What you should do ▸
Below is a listing. Copy each line of it that holds the word "headline".

Source material ▸
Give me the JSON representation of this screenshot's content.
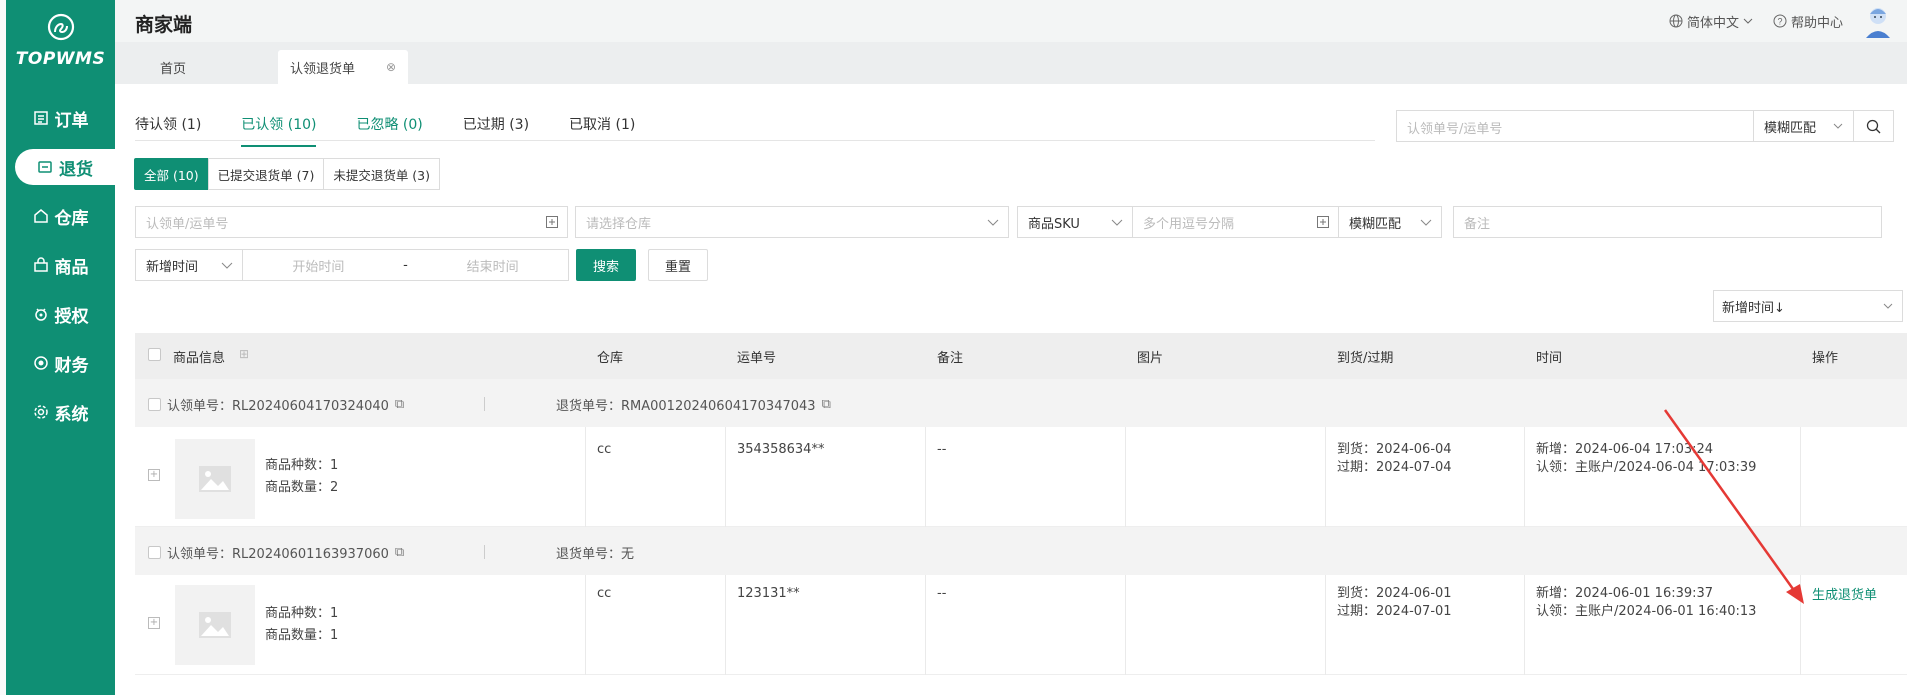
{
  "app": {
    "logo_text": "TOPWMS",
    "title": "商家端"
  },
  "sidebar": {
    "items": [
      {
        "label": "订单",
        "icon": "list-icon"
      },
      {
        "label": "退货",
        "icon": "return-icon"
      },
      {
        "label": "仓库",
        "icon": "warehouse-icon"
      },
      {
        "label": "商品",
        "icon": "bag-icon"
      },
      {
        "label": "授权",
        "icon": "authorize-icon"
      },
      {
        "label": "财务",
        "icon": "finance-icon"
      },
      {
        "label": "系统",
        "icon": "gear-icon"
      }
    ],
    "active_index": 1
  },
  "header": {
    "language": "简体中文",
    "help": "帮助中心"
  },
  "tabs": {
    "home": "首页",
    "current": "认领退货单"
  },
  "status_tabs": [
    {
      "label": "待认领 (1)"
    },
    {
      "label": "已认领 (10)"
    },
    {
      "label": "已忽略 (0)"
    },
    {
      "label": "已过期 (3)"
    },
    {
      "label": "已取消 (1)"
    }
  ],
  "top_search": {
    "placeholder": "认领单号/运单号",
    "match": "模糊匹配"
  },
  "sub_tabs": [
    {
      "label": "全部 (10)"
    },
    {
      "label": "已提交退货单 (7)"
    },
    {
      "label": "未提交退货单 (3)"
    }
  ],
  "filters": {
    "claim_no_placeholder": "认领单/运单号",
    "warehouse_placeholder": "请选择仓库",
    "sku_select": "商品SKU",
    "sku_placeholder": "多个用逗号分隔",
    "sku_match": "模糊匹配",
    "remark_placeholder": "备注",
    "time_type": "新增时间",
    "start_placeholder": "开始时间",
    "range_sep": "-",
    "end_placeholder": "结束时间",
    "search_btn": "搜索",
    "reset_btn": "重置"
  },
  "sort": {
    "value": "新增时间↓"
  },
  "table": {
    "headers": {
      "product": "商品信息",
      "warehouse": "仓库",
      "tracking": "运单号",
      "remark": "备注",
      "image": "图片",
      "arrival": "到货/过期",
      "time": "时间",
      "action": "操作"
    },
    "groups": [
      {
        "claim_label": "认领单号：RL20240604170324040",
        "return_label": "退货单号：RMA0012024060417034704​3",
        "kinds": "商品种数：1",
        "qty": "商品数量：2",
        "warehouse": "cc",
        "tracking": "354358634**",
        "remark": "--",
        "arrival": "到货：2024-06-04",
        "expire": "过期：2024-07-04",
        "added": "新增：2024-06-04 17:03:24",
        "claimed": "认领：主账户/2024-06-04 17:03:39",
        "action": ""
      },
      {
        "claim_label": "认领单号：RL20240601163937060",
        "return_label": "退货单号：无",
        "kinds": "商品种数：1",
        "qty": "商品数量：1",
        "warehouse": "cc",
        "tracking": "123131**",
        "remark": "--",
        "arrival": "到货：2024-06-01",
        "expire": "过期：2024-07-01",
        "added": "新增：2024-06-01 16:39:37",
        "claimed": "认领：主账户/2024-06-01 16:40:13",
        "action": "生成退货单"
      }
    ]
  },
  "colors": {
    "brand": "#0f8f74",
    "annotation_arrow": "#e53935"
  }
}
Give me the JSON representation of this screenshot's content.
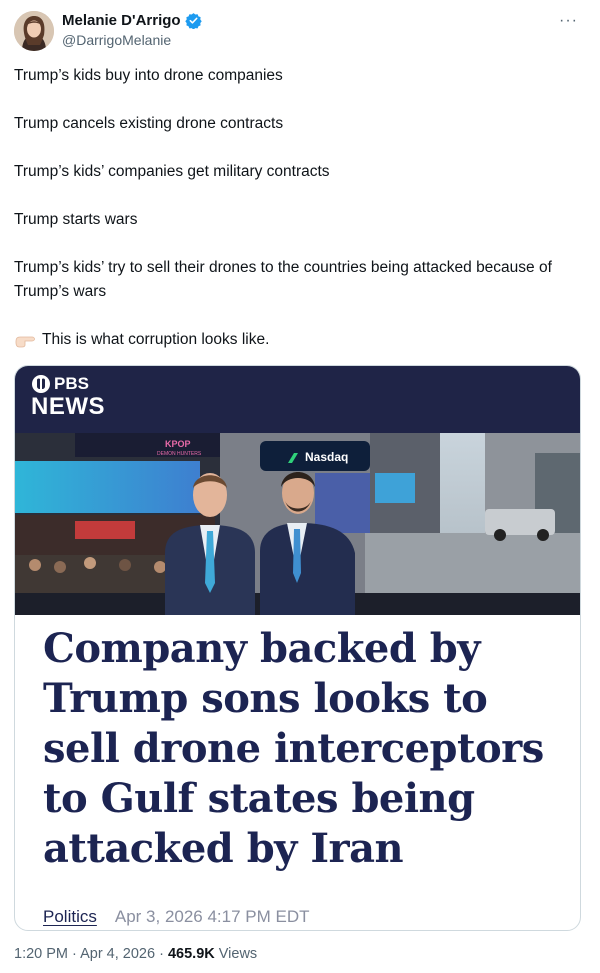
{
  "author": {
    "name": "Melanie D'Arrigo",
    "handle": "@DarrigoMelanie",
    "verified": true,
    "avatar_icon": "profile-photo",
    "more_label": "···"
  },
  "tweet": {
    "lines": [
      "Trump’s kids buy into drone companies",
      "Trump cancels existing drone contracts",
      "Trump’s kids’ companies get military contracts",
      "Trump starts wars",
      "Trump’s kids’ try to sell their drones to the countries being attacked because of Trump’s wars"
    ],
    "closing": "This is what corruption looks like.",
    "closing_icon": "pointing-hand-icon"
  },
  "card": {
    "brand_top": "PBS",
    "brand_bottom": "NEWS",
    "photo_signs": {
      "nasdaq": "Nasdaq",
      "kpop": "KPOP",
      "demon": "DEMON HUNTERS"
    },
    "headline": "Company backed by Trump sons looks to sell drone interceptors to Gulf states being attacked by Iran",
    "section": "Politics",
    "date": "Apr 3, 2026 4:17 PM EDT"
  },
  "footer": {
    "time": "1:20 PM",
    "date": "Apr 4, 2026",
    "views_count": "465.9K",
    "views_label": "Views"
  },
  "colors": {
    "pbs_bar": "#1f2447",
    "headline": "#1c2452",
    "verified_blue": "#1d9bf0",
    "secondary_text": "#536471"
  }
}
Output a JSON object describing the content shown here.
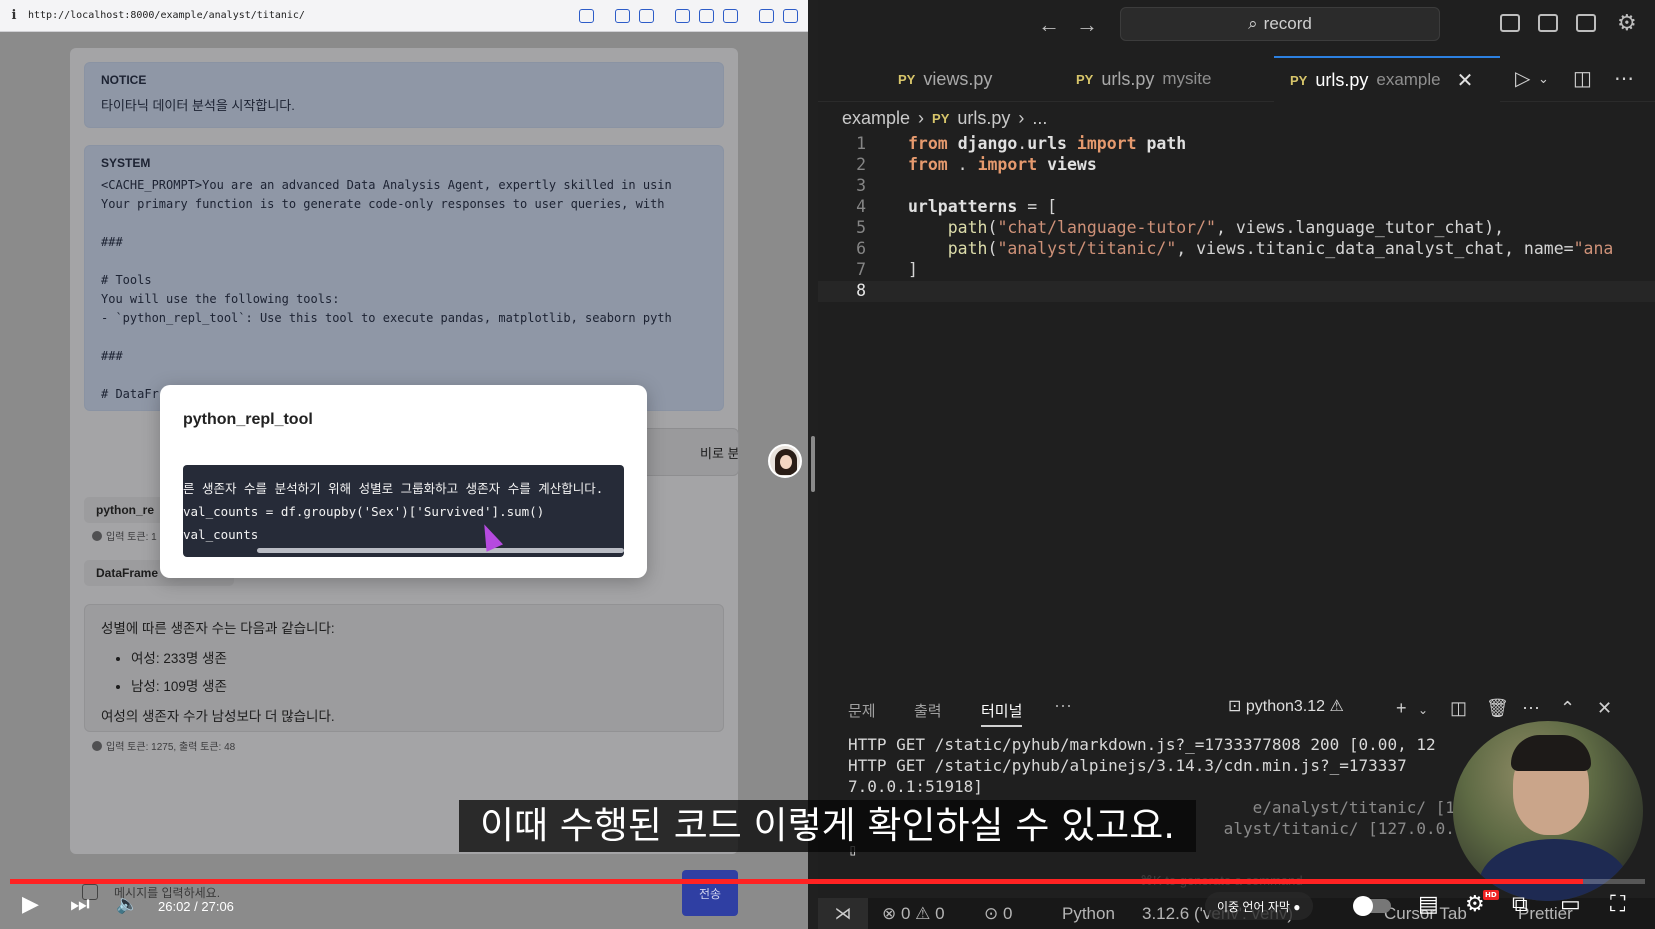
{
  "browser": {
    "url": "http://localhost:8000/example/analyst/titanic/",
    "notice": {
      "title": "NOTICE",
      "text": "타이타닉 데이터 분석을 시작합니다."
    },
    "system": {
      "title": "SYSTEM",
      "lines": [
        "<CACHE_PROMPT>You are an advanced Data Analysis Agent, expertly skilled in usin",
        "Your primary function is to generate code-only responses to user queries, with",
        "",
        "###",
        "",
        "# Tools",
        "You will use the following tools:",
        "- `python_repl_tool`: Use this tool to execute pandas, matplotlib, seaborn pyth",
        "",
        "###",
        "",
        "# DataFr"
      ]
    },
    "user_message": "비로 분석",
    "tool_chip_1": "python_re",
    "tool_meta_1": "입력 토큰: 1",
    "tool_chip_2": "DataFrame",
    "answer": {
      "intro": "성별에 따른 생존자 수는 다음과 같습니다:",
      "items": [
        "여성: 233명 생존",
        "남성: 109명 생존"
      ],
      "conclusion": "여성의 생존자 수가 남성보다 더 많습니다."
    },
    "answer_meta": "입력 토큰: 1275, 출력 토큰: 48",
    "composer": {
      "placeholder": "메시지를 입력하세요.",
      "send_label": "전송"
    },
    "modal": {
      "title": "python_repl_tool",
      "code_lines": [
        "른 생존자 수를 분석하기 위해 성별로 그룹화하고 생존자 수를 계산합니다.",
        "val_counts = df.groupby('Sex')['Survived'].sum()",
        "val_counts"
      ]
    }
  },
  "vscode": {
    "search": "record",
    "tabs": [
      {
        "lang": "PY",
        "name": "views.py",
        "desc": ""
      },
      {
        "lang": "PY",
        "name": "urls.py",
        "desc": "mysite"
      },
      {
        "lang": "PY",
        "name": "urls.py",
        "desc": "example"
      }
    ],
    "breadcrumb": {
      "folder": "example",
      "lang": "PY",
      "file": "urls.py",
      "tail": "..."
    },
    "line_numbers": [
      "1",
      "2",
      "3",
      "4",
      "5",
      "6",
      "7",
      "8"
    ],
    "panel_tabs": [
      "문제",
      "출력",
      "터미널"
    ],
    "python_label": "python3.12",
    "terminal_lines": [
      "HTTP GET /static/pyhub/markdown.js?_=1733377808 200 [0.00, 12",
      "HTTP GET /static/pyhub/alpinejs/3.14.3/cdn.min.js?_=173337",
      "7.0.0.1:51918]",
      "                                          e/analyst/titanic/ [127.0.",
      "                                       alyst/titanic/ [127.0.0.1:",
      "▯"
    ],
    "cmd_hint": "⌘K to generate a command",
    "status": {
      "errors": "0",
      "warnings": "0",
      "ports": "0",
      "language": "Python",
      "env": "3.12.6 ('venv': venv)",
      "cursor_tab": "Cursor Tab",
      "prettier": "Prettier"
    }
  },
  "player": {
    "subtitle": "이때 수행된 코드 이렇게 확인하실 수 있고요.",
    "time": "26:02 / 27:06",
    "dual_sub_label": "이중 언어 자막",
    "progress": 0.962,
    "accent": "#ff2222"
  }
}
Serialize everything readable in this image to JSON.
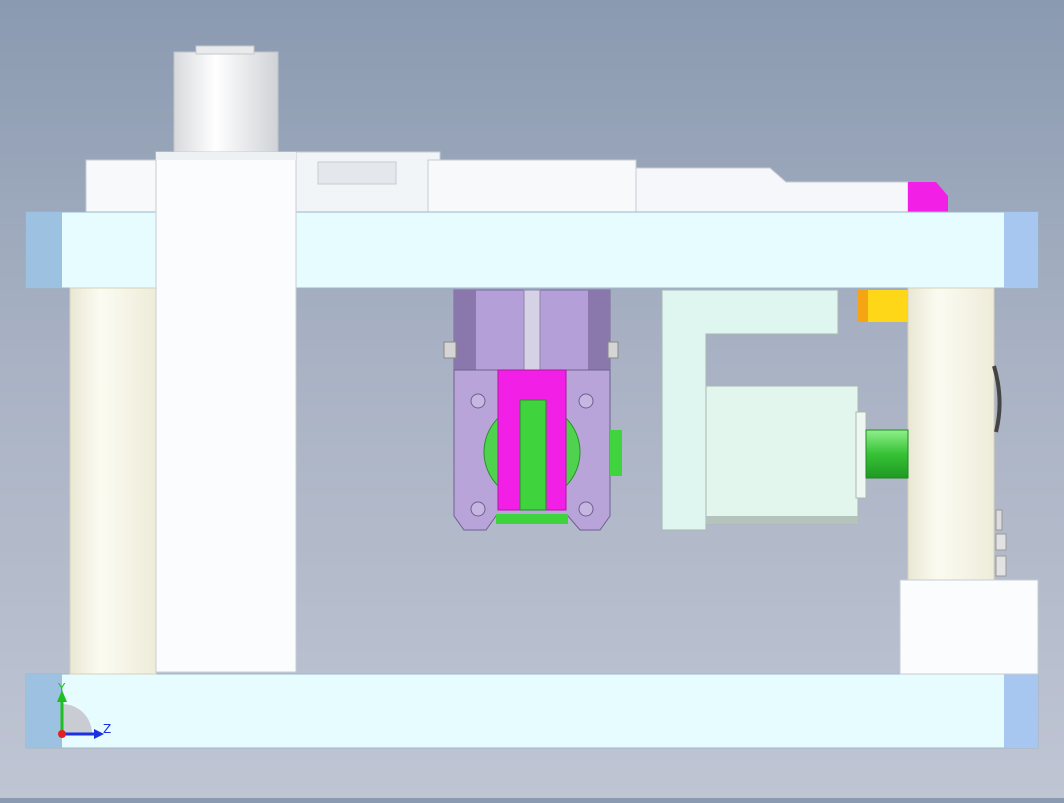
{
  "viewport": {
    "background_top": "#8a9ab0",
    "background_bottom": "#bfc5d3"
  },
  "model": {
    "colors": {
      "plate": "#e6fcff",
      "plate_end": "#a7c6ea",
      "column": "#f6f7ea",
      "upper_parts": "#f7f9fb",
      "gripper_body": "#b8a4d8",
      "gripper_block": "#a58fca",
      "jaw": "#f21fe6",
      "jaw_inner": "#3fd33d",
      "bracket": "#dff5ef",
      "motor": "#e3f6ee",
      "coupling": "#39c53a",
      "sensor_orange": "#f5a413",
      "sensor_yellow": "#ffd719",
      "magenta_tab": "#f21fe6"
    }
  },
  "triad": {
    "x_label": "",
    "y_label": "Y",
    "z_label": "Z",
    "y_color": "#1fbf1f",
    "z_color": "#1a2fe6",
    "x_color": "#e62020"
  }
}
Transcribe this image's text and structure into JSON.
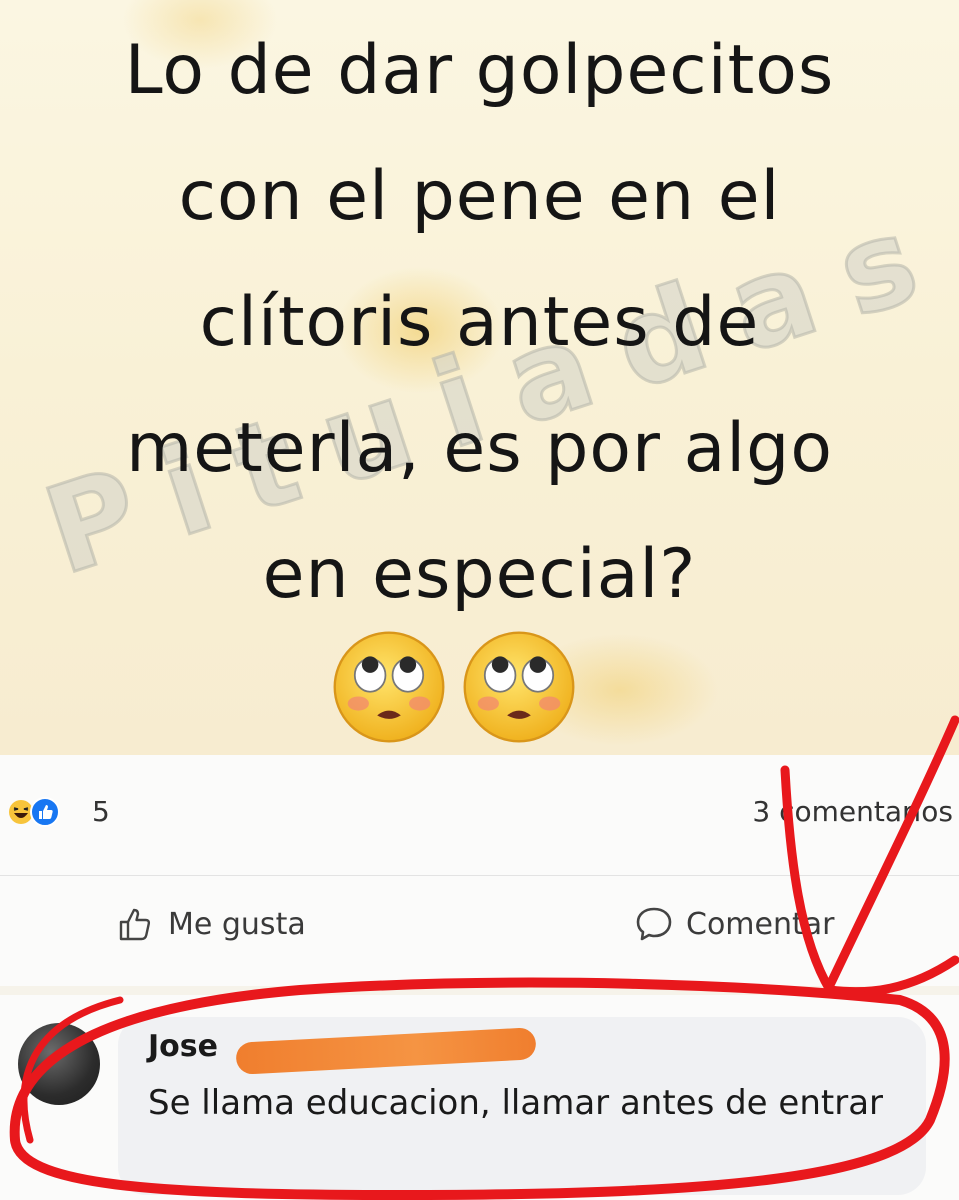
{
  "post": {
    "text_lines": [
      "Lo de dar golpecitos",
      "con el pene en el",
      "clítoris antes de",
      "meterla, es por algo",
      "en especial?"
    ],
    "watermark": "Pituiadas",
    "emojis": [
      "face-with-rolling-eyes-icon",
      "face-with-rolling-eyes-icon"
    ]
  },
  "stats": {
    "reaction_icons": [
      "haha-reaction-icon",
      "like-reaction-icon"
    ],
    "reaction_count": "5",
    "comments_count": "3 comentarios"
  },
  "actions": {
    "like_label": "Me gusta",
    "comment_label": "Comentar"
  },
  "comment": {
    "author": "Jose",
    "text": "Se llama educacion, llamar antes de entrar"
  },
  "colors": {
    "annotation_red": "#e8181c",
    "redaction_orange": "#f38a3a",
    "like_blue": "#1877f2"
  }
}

Output of the task ▸
    "headline": "Company backed by Trump sons looks to sell drone interceptors to Gulf states being attacked by Iran",
    "headline": "#1c2452",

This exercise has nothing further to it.